-- WORK REQUEST --
Every line below that has the string "illustrated" needs to be copied.

Web page and app entries:
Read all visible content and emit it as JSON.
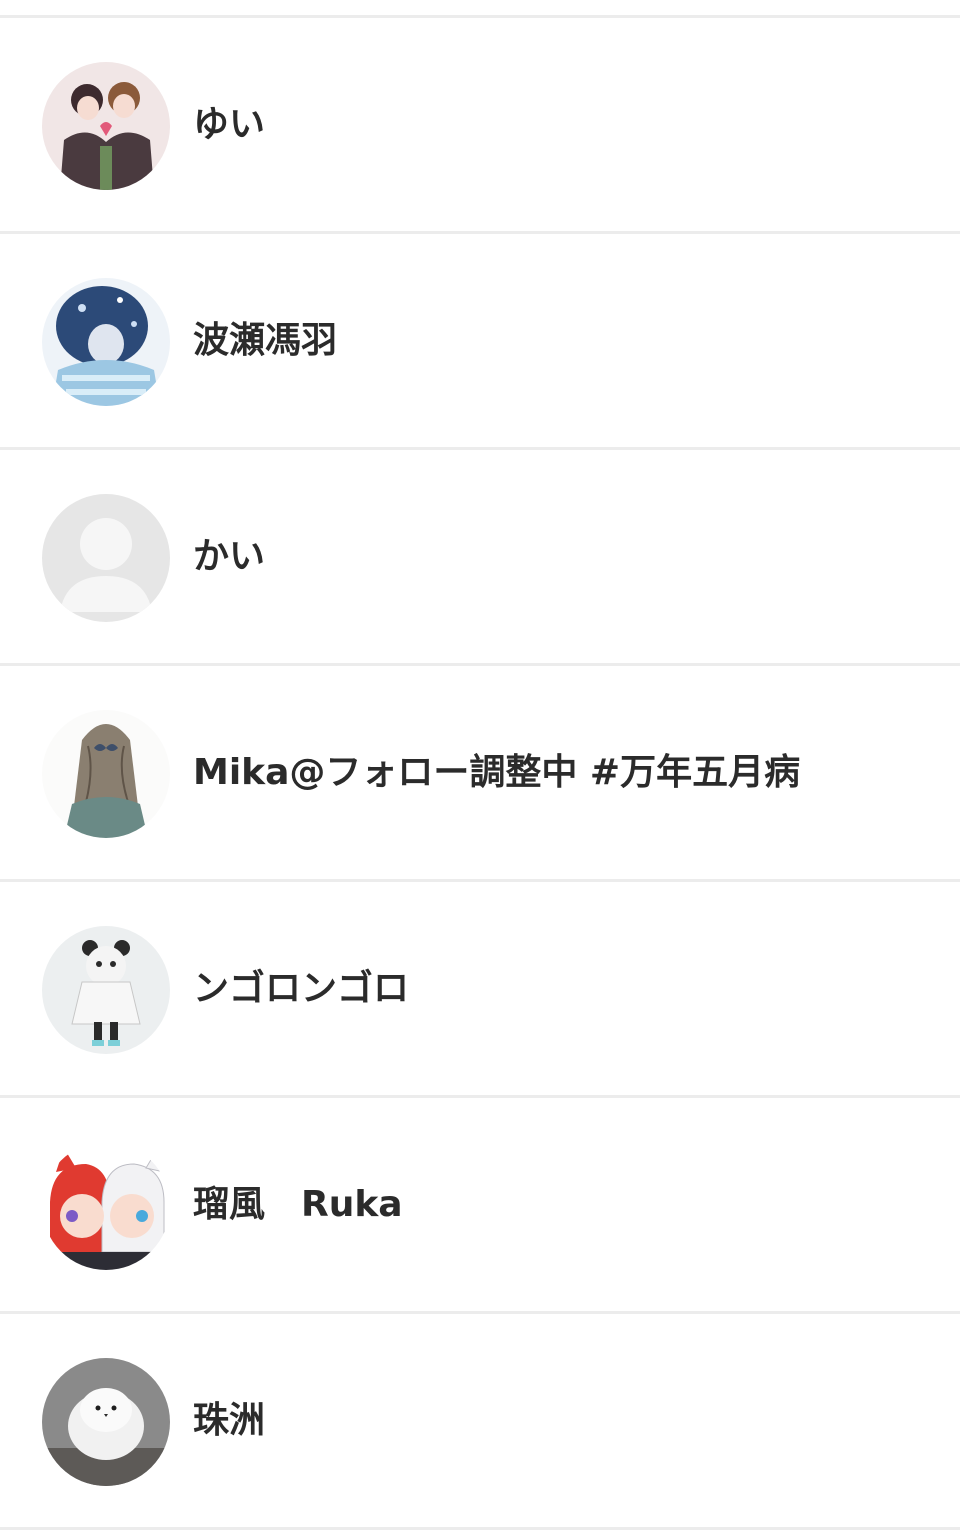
{
  "users": [
    {
      "name": "ゆい",
      "avatar": "illustrated-couple-avatar"
    },
    {
      "name": "波瀬馮羽",
      "avatar": "illustrated-blue-hair-avatar"
    },
    {
      "name": "かい",
      "avatar": "default-user-avatar"
    },
    {
      "name": "Mika@フォロー調整中 #万年五月病",
      "avatar": "illustrated-long-hair-girl-avatar"
    },
    {
      "name": "ンゴロンゴロ",
      "avatar": "illustrated-panda-hood-avatar"
    },
    {
      "name": "瑠風　Ruka",
      "avatar": "illustrated-two-characters-avatar"
    },
    {
      "name": "珠洲",
      "avatar": "white-bird-photo-avatar"
    }
  ],
  "colors": {
    "divider": "#ececec",
    "name_text": "#2b2b2b",
    "placeholder_bg": "#e6e6e6",
    "placeholder_fg": "#f6f6f6"
  }
}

-- WRITTEN ANSWER --
      "avatar": "illustrated-couple-avatar"
      "avatar": "illustrated-blue-hair-avatar"
      "avatar": "illustrated-long-hair-girl-avatar"
      "avatar": "illustrated-panda-hood-avatar"
      "avatar": "illustrated-two-characters-avatar"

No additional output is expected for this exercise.